(Element data from apps and pages)
================
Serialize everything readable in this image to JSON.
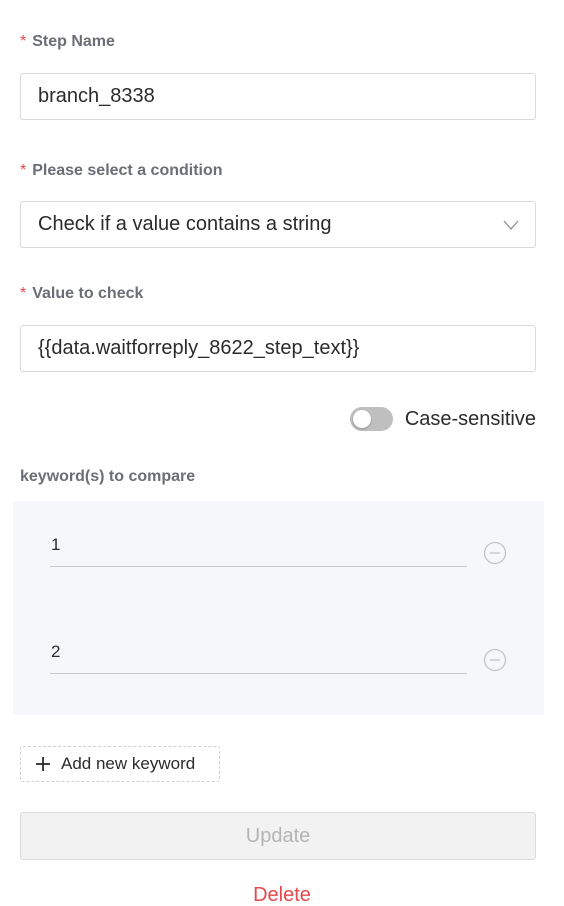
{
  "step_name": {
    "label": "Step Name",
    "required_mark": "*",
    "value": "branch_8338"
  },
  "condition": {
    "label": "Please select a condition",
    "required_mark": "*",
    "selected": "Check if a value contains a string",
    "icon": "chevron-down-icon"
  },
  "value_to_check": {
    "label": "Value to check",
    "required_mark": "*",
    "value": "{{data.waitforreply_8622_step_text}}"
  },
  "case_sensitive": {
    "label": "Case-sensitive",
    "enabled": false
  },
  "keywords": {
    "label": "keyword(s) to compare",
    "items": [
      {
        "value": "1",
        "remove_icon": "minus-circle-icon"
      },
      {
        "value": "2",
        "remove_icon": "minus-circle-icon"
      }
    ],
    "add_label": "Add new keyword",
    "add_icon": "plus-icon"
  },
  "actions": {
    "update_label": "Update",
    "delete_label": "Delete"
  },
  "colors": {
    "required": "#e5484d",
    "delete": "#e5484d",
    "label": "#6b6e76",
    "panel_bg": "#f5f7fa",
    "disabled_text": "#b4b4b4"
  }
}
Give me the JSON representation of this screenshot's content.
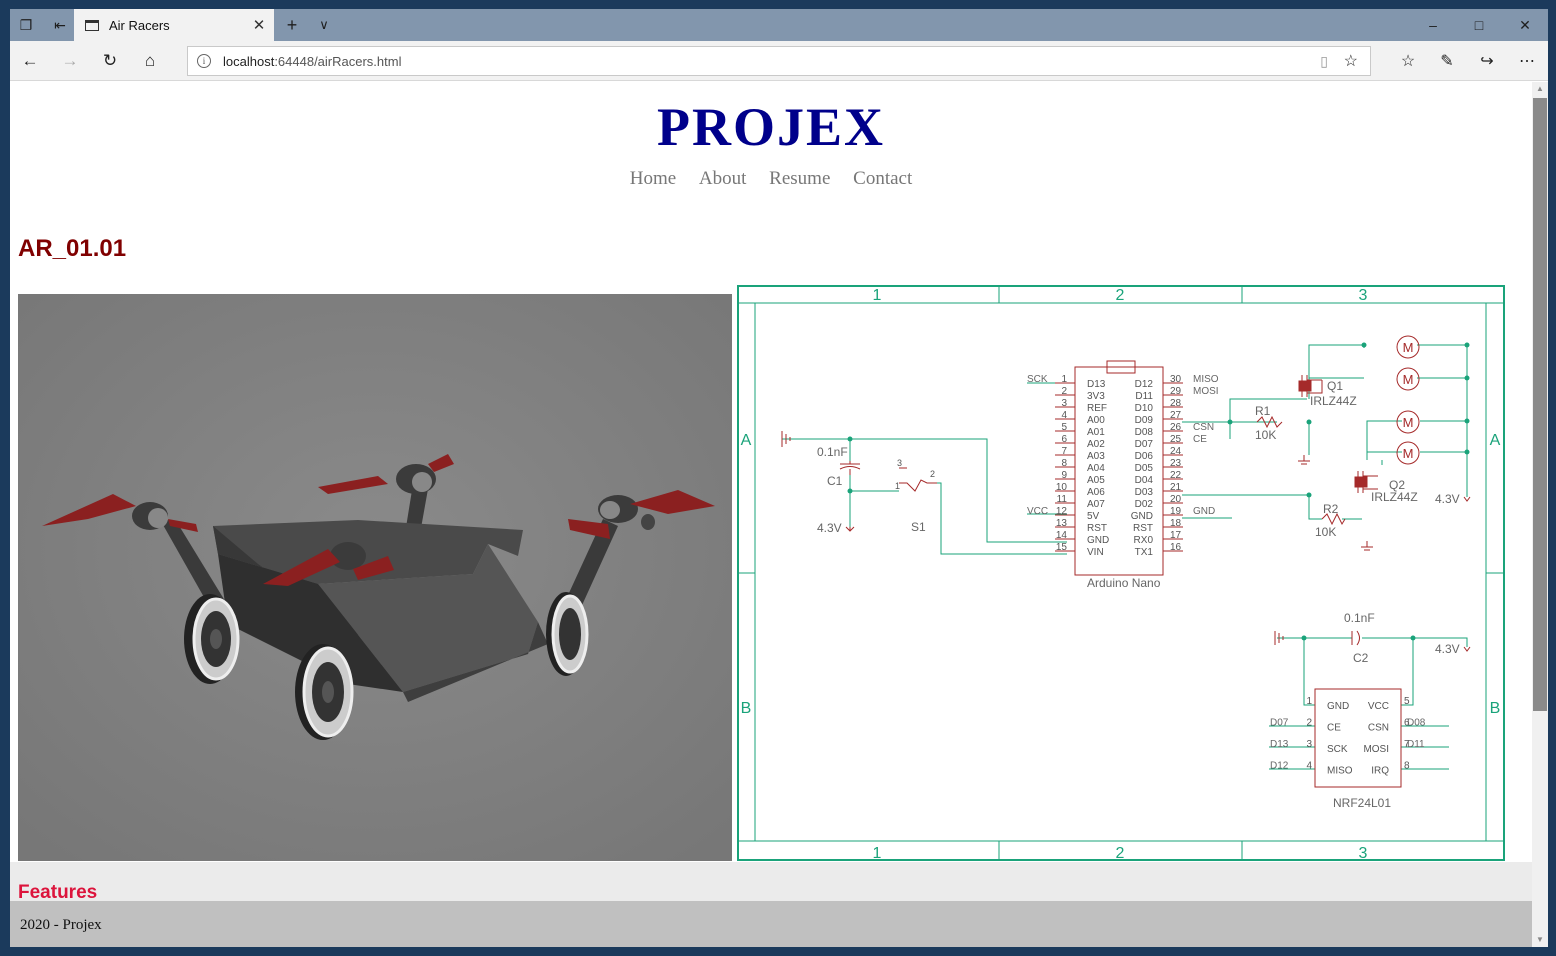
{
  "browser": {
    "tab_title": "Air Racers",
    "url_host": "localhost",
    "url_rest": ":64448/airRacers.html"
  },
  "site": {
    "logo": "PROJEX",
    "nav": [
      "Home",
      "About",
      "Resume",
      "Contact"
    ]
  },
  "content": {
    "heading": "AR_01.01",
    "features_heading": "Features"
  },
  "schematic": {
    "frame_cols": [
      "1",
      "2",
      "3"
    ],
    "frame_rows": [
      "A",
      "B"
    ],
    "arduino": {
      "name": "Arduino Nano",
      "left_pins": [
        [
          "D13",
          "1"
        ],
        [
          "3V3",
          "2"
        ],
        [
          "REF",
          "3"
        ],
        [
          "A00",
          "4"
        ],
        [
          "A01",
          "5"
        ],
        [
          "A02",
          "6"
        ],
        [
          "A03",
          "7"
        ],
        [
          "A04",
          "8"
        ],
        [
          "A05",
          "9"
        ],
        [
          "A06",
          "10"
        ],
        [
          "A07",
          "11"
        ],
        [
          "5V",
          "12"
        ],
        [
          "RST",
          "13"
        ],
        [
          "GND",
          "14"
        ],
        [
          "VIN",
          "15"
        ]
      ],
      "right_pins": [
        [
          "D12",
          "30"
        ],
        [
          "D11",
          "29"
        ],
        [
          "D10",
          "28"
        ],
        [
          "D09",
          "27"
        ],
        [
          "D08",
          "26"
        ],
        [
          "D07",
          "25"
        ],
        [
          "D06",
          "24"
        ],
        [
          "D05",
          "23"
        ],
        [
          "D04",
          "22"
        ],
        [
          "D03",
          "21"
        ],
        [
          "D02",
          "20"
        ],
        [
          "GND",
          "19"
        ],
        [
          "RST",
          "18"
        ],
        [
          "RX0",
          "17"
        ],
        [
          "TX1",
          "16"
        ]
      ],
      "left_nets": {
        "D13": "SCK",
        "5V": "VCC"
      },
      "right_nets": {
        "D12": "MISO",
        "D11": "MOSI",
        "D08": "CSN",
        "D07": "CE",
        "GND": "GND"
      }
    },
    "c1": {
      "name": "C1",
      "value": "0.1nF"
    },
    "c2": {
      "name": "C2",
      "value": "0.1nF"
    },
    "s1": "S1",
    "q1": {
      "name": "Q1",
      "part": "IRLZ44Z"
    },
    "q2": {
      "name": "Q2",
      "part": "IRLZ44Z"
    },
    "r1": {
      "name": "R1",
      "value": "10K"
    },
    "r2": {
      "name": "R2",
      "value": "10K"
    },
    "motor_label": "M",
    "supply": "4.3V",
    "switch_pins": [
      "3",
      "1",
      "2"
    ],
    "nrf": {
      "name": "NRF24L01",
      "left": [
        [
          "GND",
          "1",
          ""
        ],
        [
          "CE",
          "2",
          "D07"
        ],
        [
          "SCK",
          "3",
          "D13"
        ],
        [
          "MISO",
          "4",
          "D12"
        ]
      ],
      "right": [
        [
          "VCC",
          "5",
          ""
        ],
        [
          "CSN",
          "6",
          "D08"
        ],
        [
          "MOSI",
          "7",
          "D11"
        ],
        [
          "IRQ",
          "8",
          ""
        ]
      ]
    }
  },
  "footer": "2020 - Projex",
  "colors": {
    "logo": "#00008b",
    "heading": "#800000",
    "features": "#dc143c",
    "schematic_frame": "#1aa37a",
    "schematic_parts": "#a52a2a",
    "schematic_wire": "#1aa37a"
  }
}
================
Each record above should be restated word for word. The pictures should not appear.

Serialize everything readable in this image to JSON.
{
  "step_name": {
    "label": "Step Name",
    "required_mark": "*",
    "value": "branch_8338"
  },
  "condition": {
    "label": "Please select a condition",
    "required_mark": "*",
    "selected": "Check if a value contains a string",
    "icon": "chevron-down-icon"
  },
  "value_to_check": {
    "label": "Value to check",
    "required_mark": "*",
    "value": "{{data.waitforreply_8622_step_text}}"
  },
  "case_sensitive": {
    "label": "Case-sensitive",
    "enabled": false
  },
  "keywords": {
    "label": "keyword(s) to compare",
    "items": [
      {
        "value": "1",
        "remove_icon": "minus-circle-icon"
      },
      {
        "value": "2",
        "remove_icon": "minus-circle-icon"
      }
    ],
    "add_label": "Add new keyword",
    "add_icon": "plus-icon"
  },
  "actions": {
    "update_label": "Update",
    "delete_label": "Delete"
  },
  "colors": {
    "required": "#e5484d",
    "delete": "#e5484d",
    "label": "#6b6e76",
    "panel_bg": "#f5f7fa",
    "disabled_text": "#b4b4b4"
  }
}
Give me the JSON representation of this screenshot's content.
{
  "browser": {
    "tab_title": "Air Racers",
    "url_host": "localhost",
    "url_rest": ":64448/airRacers.html"
  },
  "site": {
    "logo": "PROJEX",
    "nav": [
      "Home",
      "About",
      "Resume",
      "Contact"
    ]
  },
  "content": {
    "heading": "AR_01.01",
    "features_heading": "Features"
  },
  "schematic": {
    "frame_cols": [
      "1",
      "2",
      "3"
    ],
    "frame_rows": [
      "A",
      "B"
    ],
    "arduino": {
      "name": "Arduino Nano",
      "left_pins": [
        [
          "D13",
          "1"
        ],
        [
          "3V3",
          "2"
        ],
        [
          "REF",
          "3"
        ],
        [
          "A00",
          "4"
        ],
        [
          "A01",
          "5"
        ],
        [
          "A02",
          "6"
        ],
        [
          "A03",
          "7"
        ],
        [
          "A04",
          "8"
        ],
        [
          "A05",
          "9"
        ],
        [
          "A06",
          "10"
        ],
        [
          "A07",
          "11"
        ],
        [
          "5V",
          "12"
        ],
        [
          "RST",
          "13"
        ],
        [
          "GND",
          "14"
        ],
        [
          "VIN",
          "15"
        ]
      ],
      "right_pins": [
        [
          "D12",
          "30"
        ],
        [
          "D11",
          "29"
        ],
        [
          "D10",
          "28"
        ],
        [
          "D09",
          "27"
        ],
        [
          "D08",
          "26"
        ],
        [
          "D07",
          "25"
        ],
        [
          "D06",
          "24"
        ],
        [
          "D05",
          "23"
        ],
        [
          "D04",
          "22"
        ],
        [
          "D03",
          "21"
        ],
        [
          "D02",
          "20"
        ],
        [
          "GND",
          "19"
        ],
        [
          "RST",
          "18"
        ],
        [
          "RX0",
          "17"
        ],
        [
          "TX1",
          "16"
        ]
      ],
      "left_nets": {
        "D13": "SCK",
        "5V": "VCC"
      },
      "right_nets": {
        "D12": "MISO",
        "D11": "MOSI",
        "D08": "CSN",
        "D07": "CE",
        "GND": "GND"
      }
    },
    "c1": {
      "name": "C1",
      "value": "0.1nF"
    },
    "c2": {
      "name": "C2",
      "value": "0.1nF"
    },
    "s1": "S1",
    "q1": {
      "name": "Q1",
      "part": "IRLZ44Z"
    },
    "q2": {
      "name": "Q2",
      "part": "IRLZ44Z"
    },
    "r1": {
      "name": "R1",
      "value": "10K"
    },
    "r2": {
      "name": "R2",
      "value": "10K"
    },
    "motor_label": "M",
    "supply": "4.3V",
    "switch_pins": [
      "3",
      "1",
      "2"
    ],
    "nrf": {
      "name": "NRF24L01",
      "left": [
        [
          "GND",
          "1",
          ""
        ],
        [
          "CE",
          "2",
          "D07"
        ],
        [
          "SCK",
          "3",
          "D13"
        ],
        [
          "MISO",
          "4",
          "D12"
        ]
      ],
      "right": [
        [
          "VCC",
          "5",
          ""
        ],
        [
          "CSN",
          "6",
          "D08"
        ],
        [
          "MOSI",
          "7",
          "D11"
        ],
        [
          "IRQ",
          "8",
          ""
        ]
      ]
    }
  },
  "footer": "2020 - Projex",
  "colors": {
    "logo": "#00008b",
    "heading": "#800000",
    "features": "#dc143c",
    "schematic_frame": "#1aa37a",
    "schematic_parts": "#a52a2a",
    "schematic_wire": "#1aa37a"
  }
}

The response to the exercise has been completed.